ABC Wakes Up, Reports Gardasil Dangers

Having the New England Journal of Medicine publish a strong editorial cautioning the medical community about Gardasil was apparently the kick in the pants ABC News needed to report, finally, on the risks associated with the widely promoted drug.  Gardasil is used as a vaccine against certain strains of a sexually transmitted disease linked to cervical cancer.

The network has been behind the curve in reporting any negative news about the HPV vaccine Gardasil, as CMI has documented previously.  Just last week this author noted that the network was being out-reported by its local affiliates on the subject.  However, ABC has just offered a one-two punch in a 12-hour window, with Gardasil stories on both the August 20 broadcast of World News with Charles Gibson and the August 21 broadcast of Good Morning America.

The impetus for both stories was an editorial titled “Human Papillomavirus Vaccination – Reasons for Caution,” which was published August 21 by the New England Journal of Medicine (NEJM).  According to the editorial,

Despite great expectations and promising results of clinical trials, we still lack sufficient evidence of an effective vaccine against cervical cancer.
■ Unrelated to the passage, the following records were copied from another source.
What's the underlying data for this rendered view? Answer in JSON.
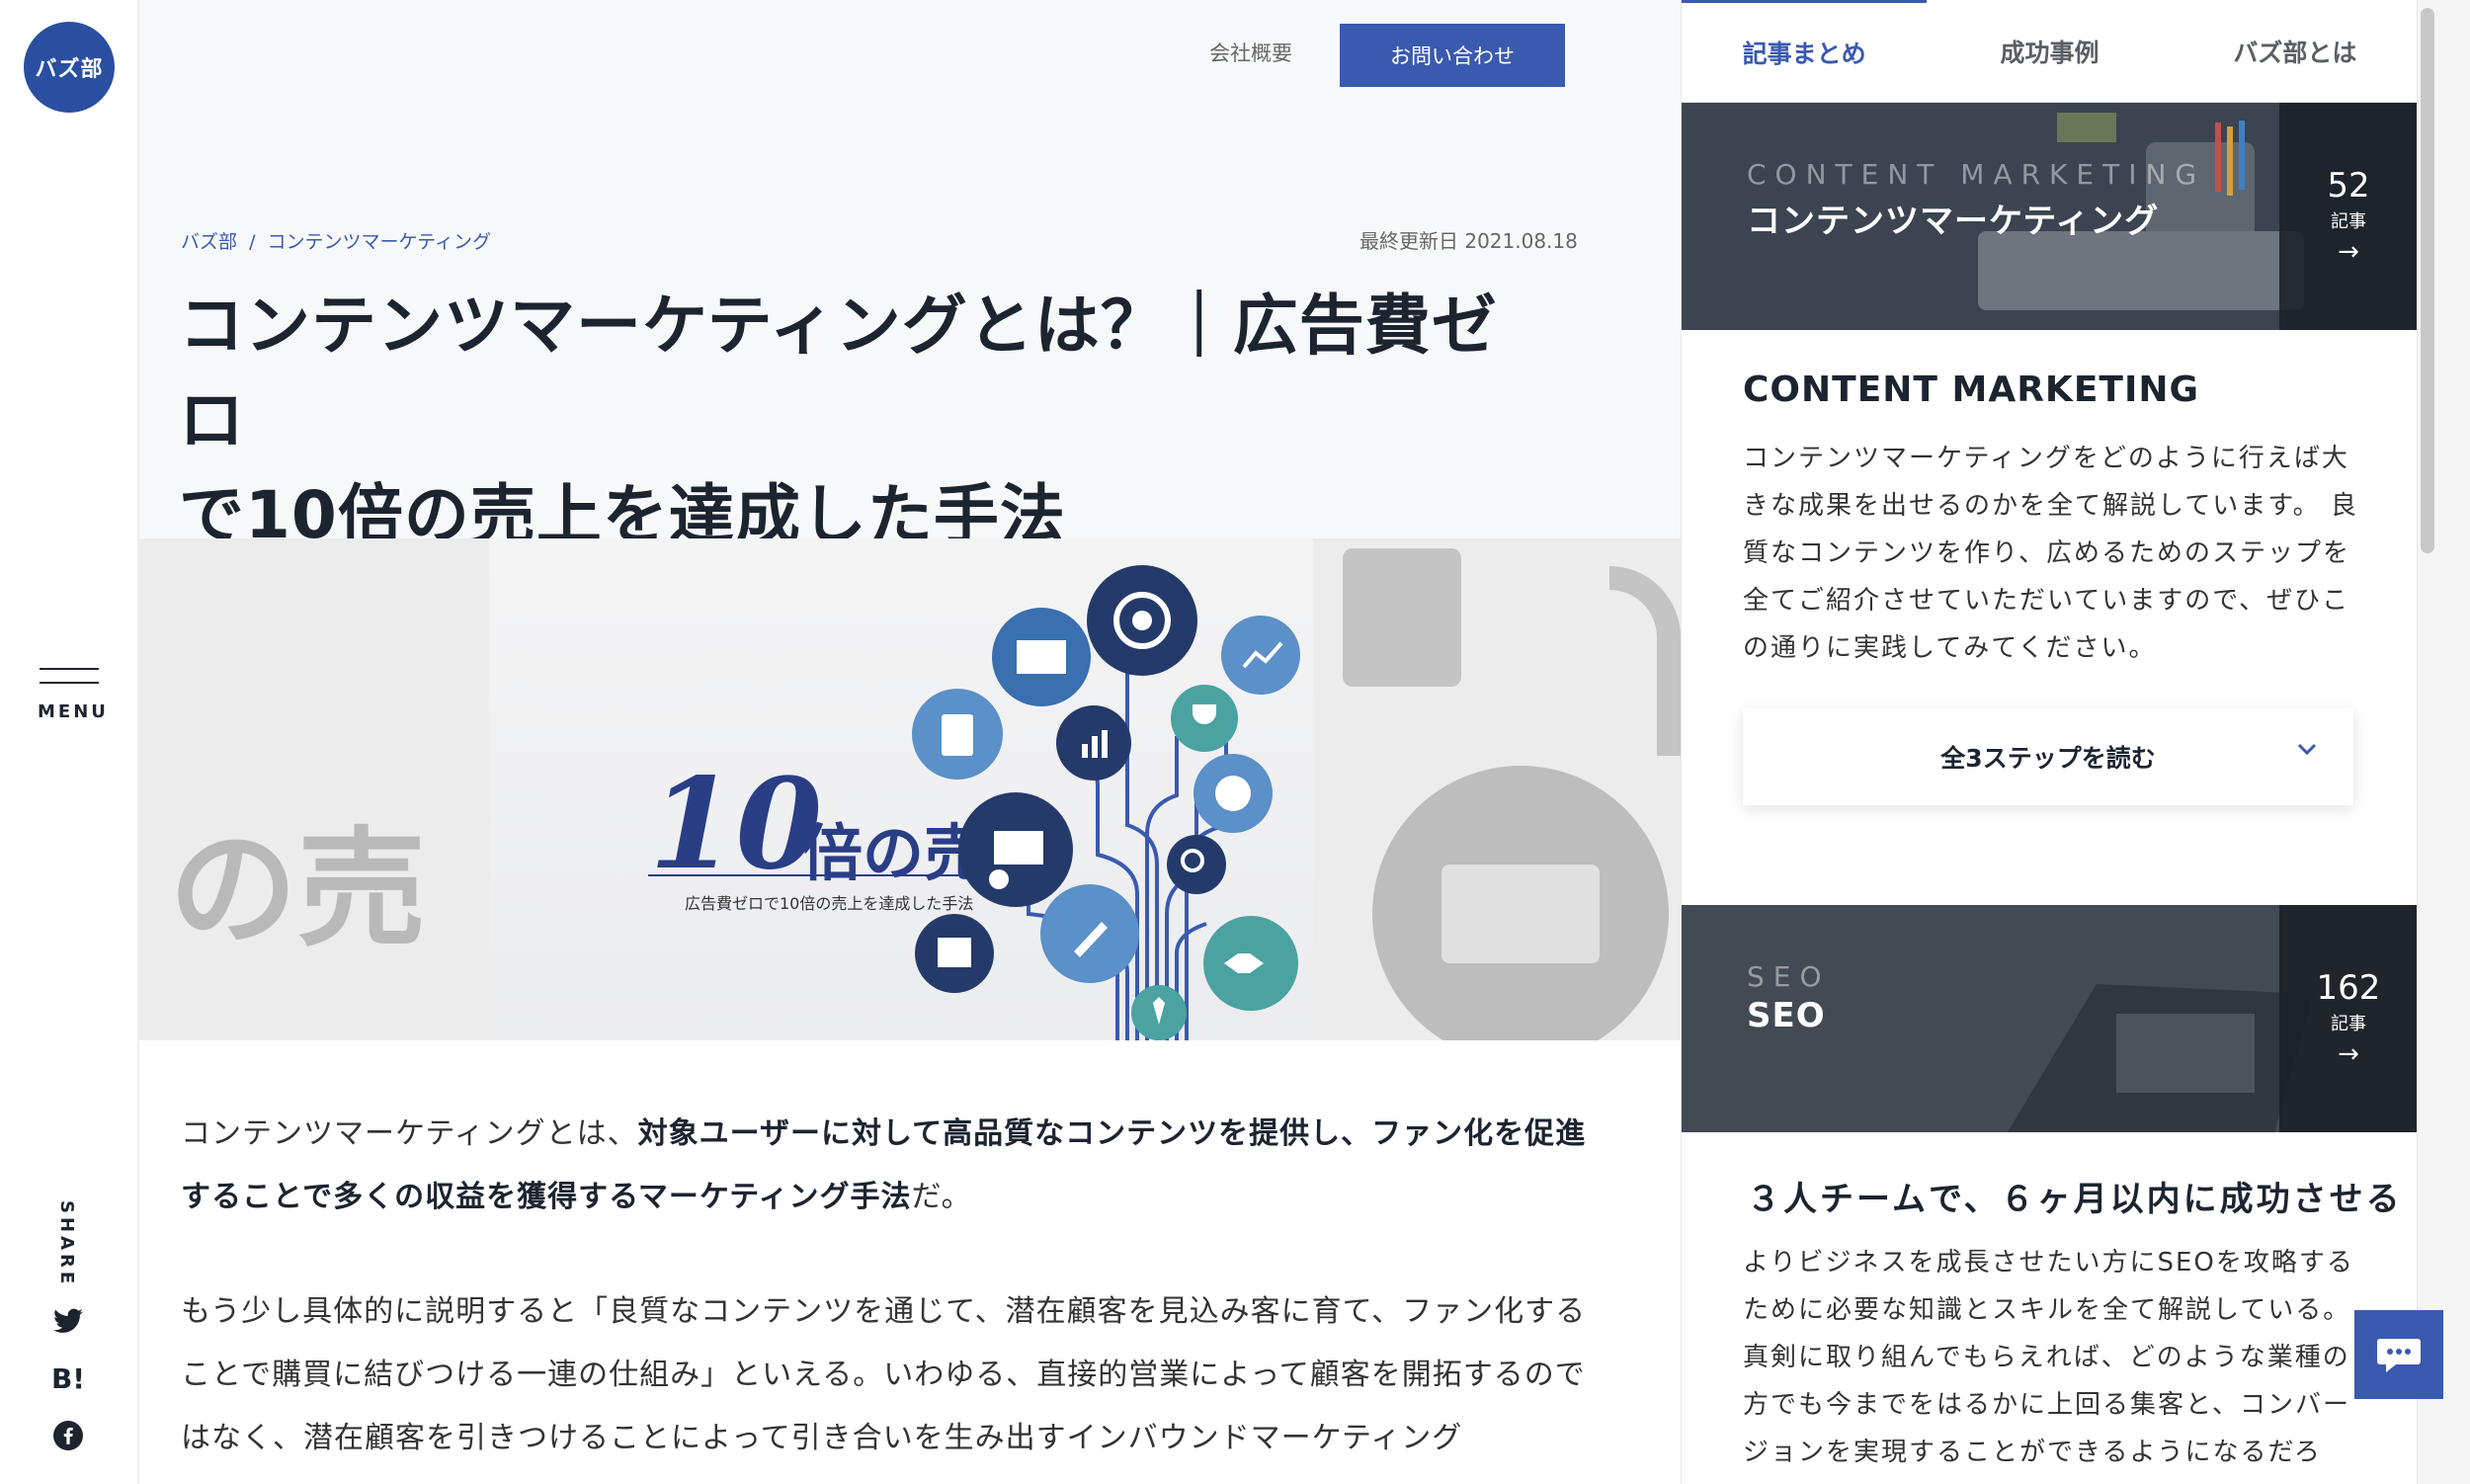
{
  "logo": {
    "text": "バズ部"
  },
  "left_rail": {
    "menu_label": "MENU",
    "share_label": "SHARE",
    "share_icons": [
      "twitter-icon",
      "hatena-bookmark-icon",
      "facebook-icon"
    ],
    "hatena_text": "B!"
  },
  "header": {
    "company_link": "会社概要",
    "contact_button": "お問い合わせ"
  },
  "breadcrumb": {
    "home": "バズ部",
    "separator": "/",
    "category": "コンテンツマーケティング"
  },
  "article": {
    "updated": "最終更新日 2021.08.18",
    "title_line1": "コンテンツマーケティングとは？｜広告費ゼロ",
    "title_line2": "で10倍の売上を達成した手法",
    "hero": {
      "big_number": "10",
      "big_text": "倍の売上",
      "caption": "広告費ゼロで10倍の売上を達成した手法",
      "ghost_text": "の売"
    },
    "para1_a": "コンテンツマーケティングとは、",
    "para1_b": "対象ユーザーに対して高品質なコンテンツを提供し、ファン化を促進することで多くの収益を獲得するマーケティング手法",
    "para1_c": "だ。",
    "para2": "もう少し具体的に説明すると「良質なコンテンツを通じて、潜在顧客を見込み客に育て、ファン化することで購買に結びつける一連の仕組み」といえる。いわゆる、直接的営業によって顧客を開拓するのではなく、潜在顧客を引きつけることによって引き合いを生み出すインバウンドマーケティング"
  },
  "sidebar": {
    "tabs": [
      {
        "label": "記事まとめ",
        "active": true
      },
      {
        "label": "成功事例",
        "active": false
      },
      {
        "label": "バズ部とは",
        "active": false
      }
    ],
    "category1": {
      "en": "CONTENT MARKETING",
      "ja": "コンテンツマーケティング",
      "count": "52",
      "unit": "記事",
      "arrow": "→"
    },
    "cat_heading": "CONTENT MARKETING",
    "cat_desc": "コンテンツマーケティングをどのように行えば大きな成果を出せるのかを全て解説しています。 良質なコンテンツを作り、広めるためのステップを全てご紹介させていただいていますので、ぜひこの通りに実践してみてください。",
    "read_button": "全3ステップを読む",
    "category2": {
      "en": "SEO",
      "ja": "SEO",
      "count": "162",
      "unit": "記事",
      "arrow": "→"
    },
    "seo_heading": "３人チームで、６ヶ月以内に成功させる",
    "seo_desc": "よりビジネスを成長させたい方にSEOを攻略するために必要な知識とスキルを全て解説している。真剣に取り組んでもらえれば、どのような業種の方でも今までをはるかに上回る集客と、コンバージョンを実現することができるようになるだろ"
  },
  "colors": {
    "brand_blue": "#3a5ab0",
    "logo_blue": "#2a4fa0",
    "text_dark": "#1c2430"
  }
}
Several strains of human papillomavirus (HPV) can cause cervical cancer, and two vaccines directed against the currently most important oncogenic strains (i.e., the HPV-16 and HPV-18 serotypes) have been developed. That is the good news. The bad news is that the overall effect of the vaccines on cervical cancer remains unknown. As Kim and Goldie1 point out in this issue of the Journal, the real impact of HPV vaccination on cervical cancer will not be observable for decades.
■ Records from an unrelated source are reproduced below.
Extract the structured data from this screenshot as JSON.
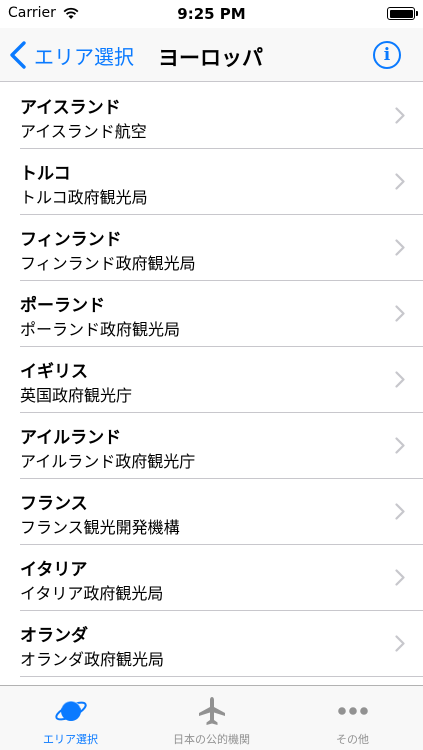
{
  "status_bar": {
    "carrier": "Carrier",
    "time": "9:25 PM"
  },
  "nav": {
    "back_label": "エリア選択",
    "title": "ヨーロッパ",
    "info_glyph": "i"
  },
  "colors": {
    "accent": "#0a7aff",
    "inactive": "#929292",
    "separator": "#c8c7cc"
  },
  "list": {
    "items": [
      {
        "title": "アイスランド",
        "subtitle": "アイスランド航空"
      },
      {
        "title": "トルコ",
        "subtitle": "トルコ政府観光局"
      },
      {
        "title": "フィンランド",
        "subtitle": "フィンランド政府観光局"
      },
      {
        "title": "ポーランド",
        "subtitle": "ポーランド政府観光局"
      },
      {
        "title": "イギリス",
        "subtitle": "英国政府観光庁"
      },
      {
        "title": "アイルランド",
        "subtitle": "アイルランド政府観光庁"
      },
      {
        "title": "フランス",
        "subtitle": "フランス観光開発機構"
      },
      {
        "title": "イタリア",
        "subtitle": "イタリア政府観光局"
      },
      {
        "title": "オランダ",
        "subtitle": "オランダ政府観光局"
      }
    ]
  },
  "tabs": [
    {
      "label": "エリア選択",
      "icon": "planet-icon",
      "active": true
    },
    {
      "label": "日本の公的機関",
      "icon": "airplane-icon",
      "active": false
    },
    {
      "label": "その他",
      "icon": "more-icon",
      "active": false
    }
  ]
}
ABC reporter Sharyn Alfonsi reported the story on World News and also included information the network had failed to report until now: that serious side effects are also associated with the Gardasil vaccine.  As CMI reported last month, much of the liberal media has failed to report on information uncovered by Judicial Watch about the more than 9,000 cases of side effects linked to the vaccine, which include paralysis and death.

Following Alfonsi's taped package, World News anchor Charles Gibson interviewed the network's medical editor, Dr. Timothy Johnson, about the NEJM editorial and the efficacy of the vaccine.  Johnson's strongest statement came in calling for a slow down in the effort of “mass vaccination.”
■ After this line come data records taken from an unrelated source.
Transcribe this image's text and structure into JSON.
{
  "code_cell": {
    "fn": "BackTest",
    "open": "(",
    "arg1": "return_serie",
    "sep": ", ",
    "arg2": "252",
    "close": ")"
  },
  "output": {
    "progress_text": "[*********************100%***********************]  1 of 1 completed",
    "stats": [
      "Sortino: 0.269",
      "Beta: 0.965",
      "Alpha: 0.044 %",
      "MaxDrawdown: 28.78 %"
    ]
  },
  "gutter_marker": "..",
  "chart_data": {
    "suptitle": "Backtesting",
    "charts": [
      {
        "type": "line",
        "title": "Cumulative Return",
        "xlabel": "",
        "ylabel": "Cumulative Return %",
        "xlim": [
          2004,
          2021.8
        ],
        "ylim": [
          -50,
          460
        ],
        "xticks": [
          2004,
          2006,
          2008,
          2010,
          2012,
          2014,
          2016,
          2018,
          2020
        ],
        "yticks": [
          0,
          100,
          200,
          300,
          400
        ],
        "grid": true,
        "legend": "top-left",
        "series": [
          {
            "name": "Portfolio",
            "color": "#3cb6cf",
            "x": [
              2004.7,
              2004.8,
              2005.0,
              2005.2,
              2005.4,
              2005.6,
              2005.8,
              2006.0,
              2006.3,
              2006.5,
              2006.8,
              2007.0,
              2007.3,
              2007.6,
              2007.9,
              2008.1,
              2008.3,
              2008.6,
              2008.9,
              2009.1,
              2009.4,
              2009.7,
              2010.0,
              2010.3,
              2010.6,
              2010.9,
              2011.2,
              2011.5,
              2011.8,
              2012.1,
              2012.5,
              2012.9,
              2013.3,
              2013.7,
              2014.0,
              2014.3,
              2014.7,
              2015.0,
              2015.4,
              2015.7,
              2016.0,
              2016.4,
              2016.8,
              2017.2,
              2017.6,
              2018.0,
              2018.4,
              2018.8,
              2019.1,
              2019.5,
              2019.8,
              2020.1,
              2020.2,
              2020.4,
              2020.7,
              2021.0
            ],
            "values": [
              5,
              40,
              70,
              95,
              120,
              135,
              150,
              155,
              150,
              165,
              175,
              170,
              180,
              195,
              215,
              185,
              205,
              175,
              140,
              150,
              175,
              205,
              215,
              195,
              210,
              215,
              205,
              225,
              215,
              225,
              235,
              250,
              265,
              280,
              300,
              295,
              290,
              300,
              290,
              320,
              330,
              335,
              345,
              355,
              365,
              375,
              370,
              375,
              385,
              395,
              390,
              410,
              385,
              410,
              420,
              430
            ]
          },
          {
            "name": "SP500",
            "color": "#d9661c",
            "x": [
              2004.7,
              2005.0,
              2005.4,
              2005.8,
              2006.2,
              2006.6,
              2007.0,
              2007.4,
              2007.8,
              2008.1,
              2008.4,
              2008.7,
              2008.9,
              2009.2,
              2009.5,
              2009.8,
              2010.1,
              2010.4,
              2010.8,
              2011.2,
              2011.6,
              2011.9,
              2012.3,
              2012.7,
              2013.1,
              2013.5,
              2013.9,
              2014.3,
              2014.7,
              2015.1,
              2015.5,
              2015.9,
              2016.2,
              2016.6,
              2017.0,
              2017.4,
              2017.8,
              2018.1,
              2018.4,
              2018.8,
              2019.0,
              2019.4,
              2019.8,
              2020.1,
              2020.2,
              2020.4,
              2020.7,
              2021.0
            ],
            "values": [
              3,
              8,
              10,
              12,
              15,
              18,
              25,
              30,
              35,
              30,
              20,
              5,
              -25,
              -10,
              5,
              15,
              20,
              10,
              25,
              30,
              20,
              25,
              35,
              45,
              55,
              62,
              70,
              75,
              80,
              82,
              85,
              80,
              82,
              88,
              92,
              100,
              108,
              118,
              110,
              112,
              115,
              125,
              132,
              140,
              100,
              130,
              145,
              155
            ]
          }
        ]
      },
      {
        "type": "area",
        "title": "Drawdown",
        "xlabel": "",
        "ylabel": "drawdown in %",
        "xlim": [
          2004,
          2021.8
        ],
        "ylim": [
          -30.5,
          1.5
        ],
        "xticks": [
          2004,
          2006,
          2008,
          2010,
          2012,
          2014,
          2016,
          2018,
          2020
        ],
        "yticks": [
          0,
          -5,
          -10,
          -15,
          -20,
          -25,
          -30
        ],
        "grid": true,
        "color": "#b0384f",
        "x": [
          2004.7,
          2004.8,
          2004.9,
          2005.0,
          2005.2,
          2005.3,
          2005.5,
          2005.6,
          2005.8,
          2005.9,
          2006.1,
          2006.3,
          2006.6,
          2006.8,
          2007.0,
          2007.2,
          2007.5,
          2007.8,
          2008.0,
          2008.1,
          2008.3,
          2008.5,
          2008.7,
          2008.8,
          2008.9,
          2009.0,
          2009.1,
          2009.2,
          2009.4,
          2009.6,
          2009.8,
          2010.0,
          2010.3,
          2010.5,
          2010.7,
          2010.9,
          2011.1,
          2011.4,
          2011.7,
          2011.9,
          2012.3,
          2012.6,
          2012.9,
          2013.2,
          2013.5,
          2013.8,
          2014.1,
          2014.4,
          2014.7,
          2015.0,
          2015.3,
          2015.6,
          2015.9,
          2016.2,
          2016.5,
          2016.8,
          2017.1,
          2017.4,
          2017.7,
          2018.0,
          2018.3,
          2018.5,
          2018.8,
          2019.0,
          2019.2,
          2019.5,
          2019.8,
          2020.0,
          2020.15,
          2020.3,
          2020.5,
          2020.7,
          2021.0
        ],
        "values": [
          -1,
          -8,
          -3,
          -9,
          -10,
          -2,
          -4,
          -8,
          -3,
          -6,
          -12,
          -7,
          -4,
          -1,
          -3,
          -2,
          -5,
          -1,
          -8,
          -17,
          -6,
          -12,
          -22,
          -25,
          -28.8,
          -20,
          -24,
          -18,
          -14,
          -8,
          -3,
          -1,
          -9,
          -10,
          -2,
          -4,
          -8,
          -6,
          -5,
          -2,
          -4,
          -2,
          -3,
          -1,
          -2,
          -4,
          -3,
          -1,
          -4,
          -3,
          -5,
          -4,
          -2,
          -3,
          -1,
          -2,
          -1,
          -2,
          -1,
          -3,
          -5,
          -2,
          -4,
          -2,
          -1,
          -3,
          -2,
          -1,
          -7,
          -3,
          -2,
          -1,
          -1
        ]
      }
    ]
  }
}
Gibson: Were we too quick to embrace this vaccine?

Johnson: Well I think the company did a very effective job of glossing over these questions in its marketing campaign and convincing the public that this vaccine would indeed prevent cervical cancer.  As Sharyn rightly points out, that simply has not been proven long term.  So I think we have to be more cautious especially about mass vaccination programs, for example required for school entry. I'd also say, Charlie, that any parent, who after reading and thinking about it, wants to adopt a wait and see attitude, that parent should not be criticized.

Johnson repeated the same caution on Good Morning America.

The marketing campaign Johnson refers to is the “One Less” campaign by Merck, the maker of Gardasil.  The company has commercials running on television and in movie theaters, and a print campaign that targets many mass-market magazines.  What Johnson didn't mention was Merck's push on the legislative front in states around the country to institute mandatory vaccination for girls entering middle school.  Currently Virginia is the only state with a mandatory vaccination requirement, though the state legislature did provide an opt-out provision for parents. Several other states are considering mandatory vaccination laws.

Kristen Fyfe is senior writer at the Culture and Media Institute, a division of the Media Research Center.